The team’s invention has won the top prize at Texas A&M University’s 2016 annual Engineering Design Showcase. The project was judged against over 700 students on more than 150 other projects.

June 13, 2017

Lynlee Boemer, a miracle baby who underwent fetal surgery performed at Texas Children’s Fetal Center to remove a large tumor (Sacrococcygeal Teratoma) growing from her spine, celebrated her first birthday on June 6.

Last week, Jeff and Margaret Boemer were at Texas Children’s for their daughter’s follow-up clinic appointment with Dr. Oluyinka Olutoye, co-director of the Fetal Center. Since their daughter’s surgery, Lynlee is meeting all of her milestones and is very active. She loves to crawl, pull up to stand and has several favorite words she likes to say like, “hi, bye-bye and Mama and Da-Da.”

“She has been in physical therapy, and thankfully, we have been able to take a break from that since she is doing so well,” said Lynlee’s mom Margaret Boemer. “She’s pulling up and almost walking. But we’re also seeing other doctors to check for GI and urology type issues. But other than that, she is doing really, really well.”

Boemer says one of the biggest blessings of sharing Lynlee’s story has been that other women pregnant with babies who have the same diagnosis as Lynlee are reaching out to her via social media, and she is able to give them hope and often refers them to Texas Children’s Fetal Center.

Boemer was 23 weeks and 5 days pregnant with her daughter Lynlee when she underwent emergency fetal surgery to remove the baby’s Sacrococcygeal Teratoma (SCT), a large vascular mass. Occurring in only 1 in 40,000 pregnancies, Lynlee’s SCT was robbing her blood supply and would eventually cause heart failure.

Lynlee had a 50/50 chance of survival. Olutoye and a surgical team worked for approximately five hours to remove the tumor growing from the baby’s tailbone, which was almost larger than the baby herself.

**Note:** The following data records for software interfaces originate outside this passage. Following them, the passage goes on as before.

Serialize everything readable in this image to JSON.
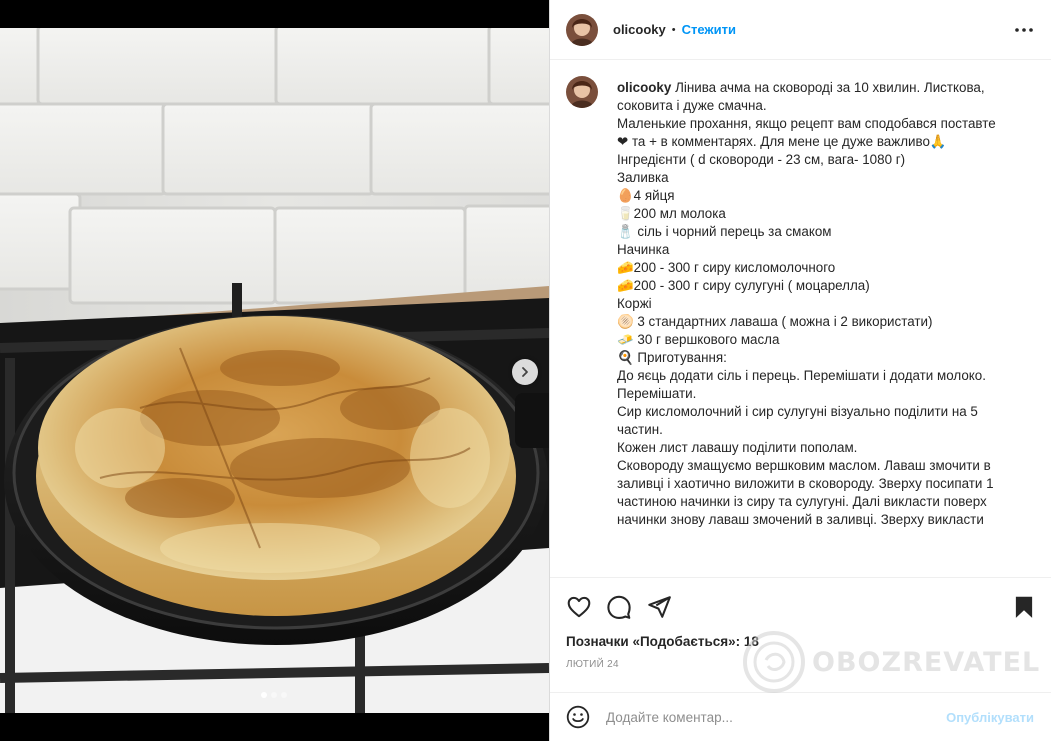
{
  "post": {
    "username": "olicooky",
    "separator": "•",
    "follow_label": "Стежити",
    "caption_lines": [
      "Лінива ачма на сковороді за 10 хвилин. Листкова,",
      "соковита і дуже смачна.",
      "",
      "Маленькие прохання, якщо рецепт вам сподобався поставте",
      "❤ та + в комментарях. Для мене це дуже важливо🙏",
      "",
      "Інгредієнти ( d сковороди - 23 см, вага- 1080 г)",
      "Заливка",
      "🥚4 яйця",
      "🥛200 мл молока",
      "🧂 сіль і чорний перець за смаком",
      "Начинка",
      "🧀200 - 300 г сиру кисломолочного",
      "🧀200 - 300 г сиру сулугуні ( моцарелла)",
      "Коржі",
      "🫓 3 стандартних лаваша ( можна і 2 використати)",
      "🧈 30 г вершкового масла",
      "",
      "🍳 Приготування:",
      "До яєць додати сіль і перець. Перемішати і додати молоко.",
      "Перемішати.",
      "Сир кисломолочний і сир сулугуні візуально поділити на 5",
      "частин.",
      "Кожен лист лавашу поділити пополам.",
      "Сковороду змащуємо вершковим маслом. Лаваш змочити в",
      "заливці і хаотично виложити в сковороду. Зверху посипати 1",
      "частиною начинки із сиру та сулугуні. Далі викласти поверх",
      "начинки знову лаваш змочений в заливці. Зверху викласти"
    ],
    "likes_text": "Позначки «Подобається»: 18",
    "date_text": "ЛЮТИЙ 24",
    "comment_placeholder": "Додайте коментар...",
    "publish_label": "Опублікувати",
    "carousel": {
      "total": 3,
      "active": 1
    },
    "watermark": "OBOZREVATEL"
  },
  "icons": {
    "more": "more-horizontal-icon",
    "like": "heart-icon",
    "comment": "comment-icon",
    "share": "paper-plane-icon",
    "save": "bookmark-icon",
    "emoji": "emoji-icon",
    "next": "chevron-right-icon"
  },
  "colors": {
    "link_blue": "#0095f6",
    "publish_disabled": "#b2dffc",
    "muted_text": "#8e8e8e",
    "border": "#efefef"
  }
}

During the surgery, Lynlee’s heart stopped and had to be re-started and she was also given a blood transfusion. Surgeons made an incision in Margaret’s uterus and pulled out the baby from her legs to her torso so they could remove the tumor. Once the incision was closed, Lynlee was placed back inside of her mother and Margaret’s uterus was sewn shut and she was on bed rest for the remainder of her pregnancy. Surgeons were able to remove about 90 percent of the tumor, but as the pregnancy progressed, the tumor began to grow again.

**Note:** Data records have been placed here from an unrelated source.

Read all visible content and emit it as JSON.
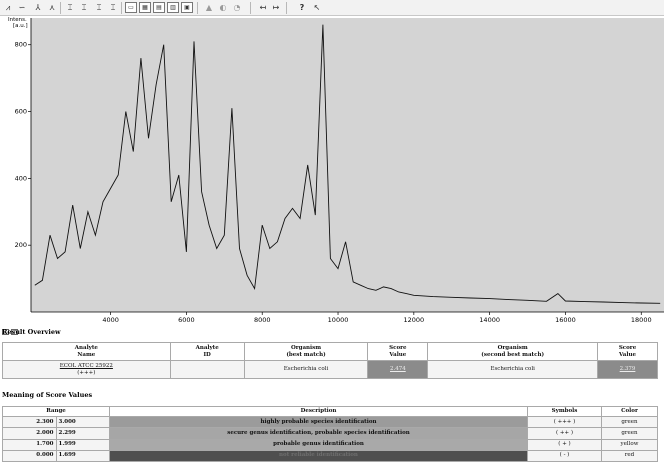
{
  "toolbar": {
    "buttons": [
      {
        "name": "zoom-spectrum-icon",
        "glyph": "⩘"
      },
      {
        "name": "smooth-spectrum-icon",
        "glyph": "∽"
      },
      {
        "name": "baseline-icon",
        "glyph": "⅄"
      },
      {
        "name": "peak-pick-icon",
        "glyph": "⋏"
      },
      {
        "name": "peak-list-add-icon",
        "glyph": "⌶"
      },
      {
        "name": "peak-list-remove-icon",
        "glyph": "⌶"
      },
      {
        "name": "peak-label-icon",
        "glyph": "⌶"
      },
      {
        "name": "peak-edit-icon",
        "glyph": "⌶"
      },
      {
        "name": "layout-single-icon",
        "glyph": "▭"
      },
      {
        "name": "layout-grid-icon",
        "glyph": "▦"
      },
      {
        "name": "layout-stack-icon",
        "glyph": "▤"
      },
      {
        "name": "layout-overlay-icon",
        "glyph": "▥"
      },
      {
        "name": "layout-split-icon",
        "glyph": "▣"
      },
      {
        "name": "peak-marker-icon",
        "glyph": "▲"
      },
      {
        "name": "color-fill-icon",
        "glyph": "◐"
      },
      {
        "name": "annotation-icon",
        "glyph": "◔"
      },
      {
        "name": "zoom-out-x-icon",
        "glyph": "↤"
      },
      {
        "name": "zoom-in-x-icon",
        "glyph": "↦"
      },
      {
        "name": "help-icon",
        "glyph": "?"
      },
      {
        "name": "pointer-help-icon",
        "glyph": "↖"
      }
    ]
  },
  "spectrum": {
    "y_axis_label": "Intens.",
    "y_axis_unit": "[a.u.]",
    "checkboxes": [
      "✓",
      "✓"
    ]
  },
  "chart_data": {
    "type": "line",
    "series": [
      {
        "x": [
          2000,
          2200,
          2400,
          2600,
          2800,
          3000,
          3200,
          3400,
          3600,
          3800,
          4000,
          4200,
          4400,
          4600,
          4800,
          5000,
          5200,
          5400,
          5600,
          5800,
          6000,
          6200,
          6400,
          6600,
          6800,
          7000,
          7200,
          7400,
          7600,
          7800,
          8000,
          8200,
          8400,
          8600,
          8800,
          9000,
          9200,
          9400,
          9600,
          9800,
          10000,
          10200,
          10400,
          10600,
          10800,
          11000,
          11200,
          11400,
          11600,
          11800,
          12000,
          12500,
          13000,
          13500,
          14000,
          14500,
          15000,
          15500,
          15800,
          16000,
          16500,
          17000,
          17500,
          18000,
          18500
        ],
        "values": [
          80,
          95,
          230,
          160,
          180,
          320,
          190,
          300,
          230,
          330,
          370,
          410,
          600,
          480,
          760,
          520,
          680,
          800,
          330,
          410,
          180,
          810,
          360,
          260,
          190,
          230,
          610,
          190,
          110,
          70,
          260,
          190,
          210,
          280,
          310,
          280,
          440,
          290,
          860,
          160,
          130,
          210,
          90,
          80,
          70,
          65,
          75,
          70,
          60,
          55,
          50,
          46,
          44,
          42,
          40,
          37,
          35,
          32,
          55,
          33,
          31,
          30,
          28,
          27,
          26
        ]
      }
    ],
    "x_ticks": [
      "4000",
      "6000",
      "8000",
      "10000",
      "12000",
      "14000",
      "16000",
      "18000"
    ],
    "y_ticks": [
      "200",
      "400",
      "600",
      "800"
    ],
    "xlim": [
      1900,
      18600
    ],
    "ylim": [
      0,
      880
    ],
    "grid": false,
    "line_color": "#111111",
    "plot_background": "#d4d4d4"
  },
  "result_overview": {
    "heading": "Result Overview",
    "headers": {
      "analyte_name": [
        "Analyte",
        "Name"
      ],
      "analyte_id": [
        "Analyte",
        "ID"
      ],
      "organism_best": [
        "Organism",
        "(best match)"
      ],
      "score_1": [
        "Score",
        "Value"
      ],
      "organism_second": [
        "Organism",
        "(second best match)"
      ],
      "score_2": [
        "Score",
        "Value"
      ]
    },
    "rows": [
      {
        "analyte_name": "ECOL ATCC 25922",
        "analyte_symbol": "(+++)",
        "analyte_id": "",
        "organism_best": "Escherichia coli",
        "score_1": "2.474",
        "organism_second": "Escherichia coli",
        "score_2": "2.379"
      }
    ]
  },
  "score_meaning": {
    "heading": "Meaning of Score Values",
    "headers": {
      "range": "Range",
      "description": "Description",
      "symbols": "Symbols",
      "color": "Color"
    },
    "rows": [
      {
        "from": "2.300",
        "to": "3.000",
        "description": "highly probable species identification",
        "symbol": "( +++ )",
        "color": "green"
      },
      {
        "from": "2.000",
        "to": "2.299",
        "description": "secure genus identification, probable species identification",
        "symbol": "( ++ )",
        "color": "green"
      },
      {
        "from": "1.700",
        "to": "1.999",
        "description": "probable genus identification",
        "symbol": "( + )",
        "color": "yellow"
      },
      {
        "from": "0.000",
        "to": "1.699",
        "description": "not reliable identification",
        "symbol": "( - )",
        "color": "red"
      }
    ]
  }
}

Margaret was 36 weeks pregnant when Lynlee Hope was born for the second time via C-section on June 6, 2016 weighing 5 lbs., 5 oz. Lynlee was taken to the level 3 NICU for an evaluation, but was doing so well she was transferred to the level 2 nursery. At 8 days old, Lynlee underwent a second surgery to remove the rest of the tumor from her tailbone including some that had grown inside of her body.

Olutoye removed the remaining SCT tissue and Lynlee recovered wonderfully in the NICU and was able to go home just weeks after her surgery.

The family, from Lewisville, Texas, is now enjoying life at home as a family of five and they come to Texas Children’s for check-ups as Lynlee grows.

“We’re thankful that we gave her a chance at life,” Boemer said. “And we’re very grateful for all that the doctors at Texas Children’s have done to give her that life and all the wonderful care that they gave me and Lynlee while we were here.”